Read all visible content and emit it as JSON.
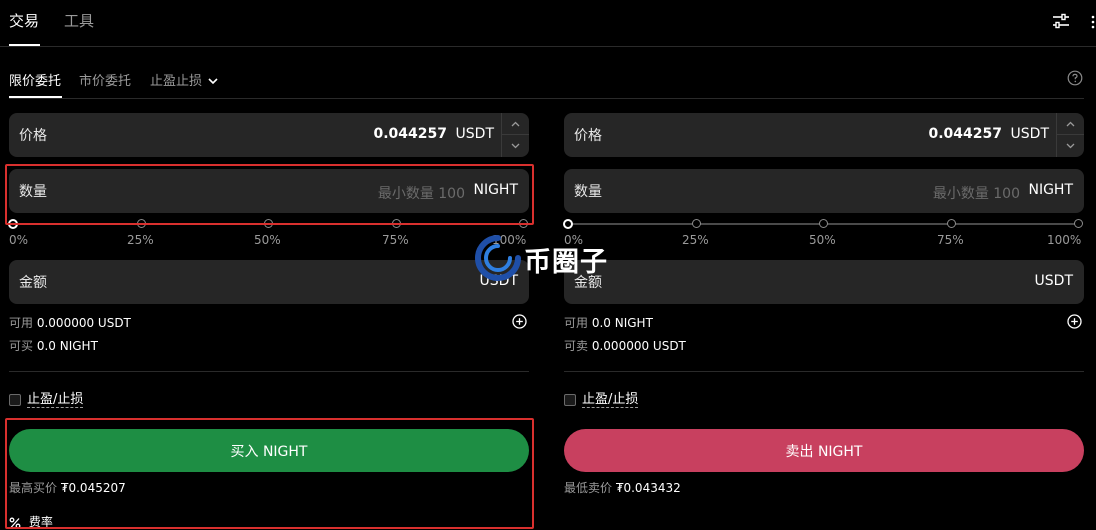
{
  "top_tabs": {
    "trade": "交易",
    "tools": "工具"
  },
  "order_tabs": {
    "limit": "限价委托",
    "market": "市价委托",
    "tpsl": "止盈止损"
  },
  "buy": {
    "price_label": "价格",
    "price_value": "0.044257",
    "price_unit": "USDT",
    "amount_label": "数量",
    "amount_placeholder": "最小数量 100",
    "amount_unit": "NIGHT",
    "slider_labels": [
      "0%",
      "25%",
      "50%",
      "75%",
      "100%"
    ],
    "total_label": "金额",
    "total_unit": "USDT",
    "available_label": "可用",
    "available_value": "0.000000 USDT",
    "can_buy_label": "可买",
    "can_buy_value": "0.0 NIGHT",
    "tpsl_label": "止盈/止损",
    "button_label": "买入 NIGHT",
    "best_price_label": "最高买价",
    "best_price_value": "₮0.045207",
    "fee_label": "费率"
  },
  "sell": {
    "price_label": "价格",
    "price_value": "0.044257",
    "price_unit": "USDT",
    "amount_label": "数量",
    "amount_placeholder": "最小数量 100",
    "amount_unit": "NIGHT",
    "slider_labels": [
      "0%",
      "25%",
      "50%",
      "75%",
      "100%"
    ],
    "total_label": "金额",
    "total_unit": "USDT",
    "available_label": "可用",
    "available_value": "0.0 NIGHT",
    "can_sell_label": "可卖",
    "can_sell_value": "0.000000 USDT",
    "tpsl_label": "止盈/止损",
    "button_label": "卖出 NIGHT",
    "best_price_label": "最低卖价",
    "best_price_value": "₮0.043432"
  },
  "watermark": {
    "text": "币圈子"
  },
  "colors": {
    "background": "#000000",
    "field_bg": "#262626",
    "buy": "#1e8e44",
    "sell": "#c8405f",
    "highlight": "#d9302e"
  }
}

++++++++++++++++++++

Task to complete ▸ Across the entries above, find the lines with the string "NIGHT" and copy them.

Result for this task ▸
    "amount_unit": "NIGHT",
    "can_buy_value": "0.0 NIGHT",
    "button_label": "买入 NIGHT",
    "amount_unit": "NIGHT",
    "available_value": "0.0 NIGHT",
    "button_label": "卖出 NIGHT",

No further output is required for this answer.